What you have to do
For the word "Simple", state how many lines of the records include it, with no other text.

Listed entries
*** Block opens ***
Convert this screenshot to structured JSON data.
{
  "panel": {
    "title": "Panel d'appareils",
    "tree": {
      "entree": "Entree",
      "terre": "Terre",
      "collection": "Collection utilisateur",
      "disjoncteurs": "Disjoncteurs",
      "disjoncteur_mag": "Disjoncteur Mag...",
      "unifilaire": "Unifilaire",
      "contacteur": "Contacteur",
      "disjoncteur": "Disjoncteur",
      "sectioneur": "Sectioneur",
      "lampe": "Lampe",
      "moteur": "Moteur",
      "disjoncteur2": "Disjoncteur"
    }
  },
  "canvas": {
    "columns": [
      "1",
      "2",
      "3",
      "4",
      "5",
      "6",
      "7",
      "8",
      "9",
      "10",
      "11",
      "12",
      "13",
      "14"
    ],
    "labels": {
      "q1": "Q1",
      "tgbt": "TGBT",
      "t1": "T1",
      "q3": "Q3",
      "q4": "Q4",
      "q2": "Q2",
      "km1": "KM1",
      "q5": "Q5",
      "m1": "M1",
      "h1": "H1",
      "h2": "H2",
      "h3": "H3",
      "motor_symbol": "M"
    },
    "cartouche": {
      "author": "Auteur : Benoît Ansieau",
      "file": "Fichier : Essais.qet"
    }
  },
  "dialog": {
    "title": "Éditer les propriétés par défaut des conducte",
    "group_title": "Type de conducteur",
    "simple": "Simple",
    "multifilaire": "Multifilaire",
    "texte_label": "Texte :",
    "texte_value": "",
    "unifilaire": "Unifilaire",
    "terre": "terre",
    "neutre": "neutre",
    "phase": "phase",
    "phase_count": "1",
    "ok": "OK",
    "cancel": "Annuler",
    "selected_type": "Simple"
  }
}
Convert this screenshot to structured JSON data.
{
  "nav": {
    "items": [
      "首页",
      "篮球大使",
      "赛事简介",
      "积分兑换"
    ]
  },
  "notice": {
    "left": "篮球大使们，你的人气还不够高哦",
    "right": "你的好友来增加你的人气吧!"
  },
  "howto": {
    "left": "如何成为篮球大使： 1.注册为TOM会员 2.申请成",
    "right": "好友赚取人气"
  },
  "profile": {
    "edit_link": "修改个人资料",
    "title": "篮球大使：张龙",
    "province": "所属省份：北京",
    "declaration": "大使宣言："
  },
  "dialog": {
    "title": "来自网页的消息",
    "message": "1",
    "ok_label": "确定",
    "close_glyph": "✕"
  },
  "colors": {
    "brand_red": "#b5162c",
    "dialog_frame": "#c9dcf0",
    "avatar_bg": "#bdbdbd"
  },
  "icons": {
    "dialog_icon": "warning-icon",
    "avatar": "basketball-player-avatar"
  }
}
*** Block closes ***
Your solution
2